» **ACTIVITY**: Please write out each entry exactly as it appears.

[THE INPUT Boundary: Start]

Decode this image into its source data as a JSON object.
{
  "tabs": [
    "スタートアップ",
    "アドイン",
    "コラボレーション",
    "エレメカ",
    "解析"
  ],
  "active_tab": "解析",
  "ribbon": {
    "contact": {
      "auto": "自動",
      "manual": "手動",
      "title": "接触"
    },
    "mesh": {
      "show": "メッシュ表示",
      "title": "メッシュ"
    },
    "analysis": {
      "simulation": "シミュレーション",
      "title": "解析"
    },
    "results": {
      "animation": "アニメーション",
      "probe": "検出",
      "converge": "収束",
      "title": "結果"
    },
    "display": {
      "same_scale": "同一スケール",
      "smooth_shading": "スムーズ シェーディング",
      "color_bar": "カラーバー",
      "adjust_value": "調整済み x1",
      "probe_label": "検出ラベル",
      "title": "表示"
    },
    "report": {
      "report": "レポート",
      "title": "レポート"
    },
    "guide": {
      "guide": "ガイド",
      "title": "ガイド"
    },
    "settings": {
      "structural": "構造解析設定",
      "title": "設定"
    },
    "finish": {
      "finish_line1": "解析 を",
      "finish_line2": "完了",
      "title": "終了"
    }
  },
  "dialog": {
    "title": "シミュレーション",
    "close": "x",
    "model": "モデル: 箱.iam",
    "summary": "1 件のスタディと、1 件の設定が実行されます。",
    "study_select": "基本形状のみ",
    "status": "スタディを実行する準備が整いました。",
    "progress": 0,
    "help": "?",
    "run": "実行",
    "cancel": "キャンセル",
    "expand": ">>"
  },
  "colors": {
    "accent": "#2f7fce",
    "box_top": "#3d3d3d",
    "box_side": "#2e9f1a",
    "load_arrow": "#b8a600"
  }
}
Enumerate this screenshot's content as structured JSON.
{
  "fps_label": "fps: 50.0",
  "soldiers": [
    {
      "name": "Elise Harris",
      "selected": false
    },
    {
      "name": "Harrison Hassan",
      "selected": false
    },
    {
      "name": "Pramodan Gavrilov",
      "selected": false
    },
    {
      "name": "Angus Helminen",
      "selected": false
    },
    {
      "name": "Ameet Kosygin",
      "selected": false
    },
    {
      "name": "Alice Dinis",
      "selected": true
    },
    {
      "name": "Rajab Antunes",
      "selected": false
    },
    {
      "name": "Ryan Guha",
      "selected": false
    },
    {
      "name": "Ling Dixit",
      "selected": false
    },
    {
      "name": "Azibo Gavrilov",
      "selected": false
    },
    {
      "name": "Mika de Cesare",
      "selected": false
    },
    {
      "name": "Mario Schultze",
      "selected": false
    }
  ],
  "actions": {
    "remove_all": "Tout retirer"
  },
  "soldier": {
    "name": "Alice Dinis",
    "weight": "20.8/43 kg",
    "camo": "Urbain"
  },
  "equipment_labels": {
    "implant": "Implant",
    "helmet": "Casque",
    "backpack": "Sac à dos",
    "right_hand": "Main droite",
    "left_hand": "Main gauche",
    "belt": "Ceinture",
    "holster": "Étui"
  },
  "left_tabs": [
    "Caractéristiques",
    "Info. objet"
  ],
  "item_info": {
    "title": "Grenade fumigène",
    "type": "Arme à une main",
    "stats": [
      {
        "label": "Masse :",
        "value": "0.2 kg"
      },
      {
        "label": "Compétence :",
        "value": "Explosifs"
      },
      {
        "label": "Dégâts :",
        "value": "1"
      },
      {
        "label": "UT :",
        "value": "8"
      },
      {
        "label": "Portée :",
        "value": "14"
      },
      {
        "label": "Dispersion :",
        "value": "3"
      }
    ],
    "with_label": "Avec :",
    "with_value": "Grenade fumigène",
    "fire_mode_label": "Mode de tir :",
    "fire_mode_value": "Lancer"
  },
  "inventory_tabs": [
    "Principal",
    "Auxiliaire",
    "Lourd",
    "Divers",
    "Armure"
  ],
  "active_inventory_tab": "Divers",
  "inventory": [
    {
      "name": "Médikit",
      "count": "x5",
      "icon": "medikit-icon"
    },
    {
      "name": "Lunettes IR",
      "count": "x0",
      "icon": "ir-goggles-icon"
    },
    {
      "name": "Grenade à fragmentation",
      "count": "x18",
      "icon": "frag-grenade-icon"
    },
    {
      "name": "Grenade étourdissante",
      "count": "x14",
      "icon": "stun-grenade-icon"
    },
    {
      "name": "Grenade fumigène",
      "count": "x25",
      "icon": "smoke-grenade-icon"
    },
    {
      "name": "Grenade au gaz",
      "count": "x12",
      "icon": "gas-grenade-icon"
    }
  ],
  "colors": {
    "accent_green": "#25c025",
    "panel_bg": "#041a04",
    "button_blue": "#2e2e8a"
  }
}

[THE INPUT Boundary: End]

» **TASK RESPONSE**:
Decode this image into its source data as a JSON object.
{
  "tabs": [
    "スタートアップ",
    "アドイン",
    "コラボレーション",
    "エレメカ",
    "解析"
  ],
  "active_tab": "解析",
  "ribbon": {
    "contact": {
      "auto": "自動",
      "manual": "手動",
      "title": "接触"
    },
    "mesh": {
      "show": "メッシュ表示",
      "title": "メッシュ"
    },
    "analysis": {
      "simulation": "シミュレーション",
      "title": "解析"
    },
    "results": {
      "animation": "アニメーション",
      "probe": "検出",
      "converge": "収束",
      "title": "結果"
    },
    "display": {
      "same_scale": "同一スケール",
      "smooth_shading": "スムーズ シェーディング",
      "color_bar": "カラーバー",
      "adjust_value": "調整済み x1",
      "probe_label": "検出ラベル",
      "title": "表示"
    },
    "report": {
      "report": "レポート",
      "title": "レポート"
    },
    "guide": {
      "guide": "ガイド",
      "title": "ガイド"
    },
    "settings": {
      "structural": "構造解析設定",
      "title": "設定"
    },
    "finish": {
      "finish_line1": "解析 を",
      "finish_line2": "完了",
      "title": "終了"
    }
  },
  "dialog": {
    "title": "シミュレーション",
    "close": "x",
    "model": "モデル: 箱.iam",
    "summary": "1 件のスタディと、1 件の設定が実行されます。",
    "study_select": "基本形状のみ",
    "status": "スタディを実行する準備が整いました。",
    "progress": 0,
    "help": "?",
    "run": "実行",
    "cancel": "キャンセル",
    "expand": ">>"
  },
  "colors": {
    "accent": "#2f7fce",
    "box_top": "#3d3d3d",
    "box_side": "#2e9f1a",
    "load_arrow": "#b8a600"
  }
}
Enumerate this screenshot's content as structured JSON.
{
  "fps_label": "fps: 50.0",
  "soldiers": [
    {
      "name": "Elise Harris",
      "selected": false
    },
    {
      "name": "Harrison Hassan",
      "selected": false
    },
    {
      "name": "Pramodan Gavrilov",
      "selected": false
    },
    {
      "name": "Angus Helminen",
      "selected": false
    },
    {
      "name": "Ameet Kosygin",
      "selected": false
    },
    {
      "name": "Alice Dinis",
      "selected": true
    },
    {
      "name": "Rajab Antunes",
      "selected": false
    },
    {
      "name": "Ryan Guha",
      "selected": false
    },
    {
      "name": "Ling Dixit",
      "selected": false
    },
    {
      "name": "Azibo Gavrilov",
      "selected": false
    },
    {
      "name": "Mika de Cesare",
      "selected": false
    },
    {
      "name": "Mario Schultze",
      "selected": false
    }
  ],
  "actions": {
    "remove_all": "Tout retirer"
  },
  "soldier": {
    "name": "Alice Dinis",
    "weight": "20.8/43 kg",
    "camo": "Urbain"
  },
  "equipment_labels": {
    "implant": "Implant",
    "helmet": "Casque",
    "backpack": "Sac à dos",
    "right_hand": "Main droite",
    "left_hand": "Main gauche",
    "belt": "Ceinture",
    "holster": "Étui"
  },
  "left_tabs": [
    "Caractéristiques",
    "Info. objet"
  ],
  "item_info": {
    "title": "Grenade fumigène",
    "type": "Arme à une main",
    "stats": [
      {
        "label": "Masse :",
        "value": "0.2 kg"
      },
      {
        "label": "Compétence :",
        "value": "Explosifs"
      },
      {
        "label": "Dégâts :",
        "value": "1"
      },
      {
        "label": "UT :",
        "value": "8"
      },
      {
        "label": "Portée :",
        "value": "14"
      },
      {
        "label": "Dispersion :",
        "value": "3"
      }
    ],
    "with_label": "Avec :",
    "with_value": "Grenade fumigène",
    "fire_mode_label": "Mode de tir :",
    "fire_mode_value": "Lancer"
  },
  "inventory_tabs": [
    "Principal",
    "Auxiliaire",
    "Lourd",
    "Divers",
    "Armure"
  ],
  "active_inventory_tab": "Divers",
  "inventory": [
    {
      "name": "Médikit",
      "count": "x5",
      "icon": "medikit-icon"
    },
    {
      "name": "Lunettes IR",
      "count": "x0",
      "icon": "ir-goggles-icon"
    },
    {
      "name": "Grenade à fragmentation",
      "count": "x18",
      "icon": "frag-grenade-icon"
    },
    {
      "name": "Grenade étourdissante",
      "count": "x14",
      "icon": "stun-grenade-icon"
    },
    {
      "name": "Grenade fumigène",
      "count": "x25",
      "icon": "smoke-grenade-icon"
    },
    {
      "name": "Grenade au gaz",
      "count": "x12",
      "icon": "gas-grenade-icon"
    }
  ],
  "colors": {
    "accent_green": "#25c025",
    "panel_bg": "#041a04",
    "button_blue": "#2e2e8a"
  }
}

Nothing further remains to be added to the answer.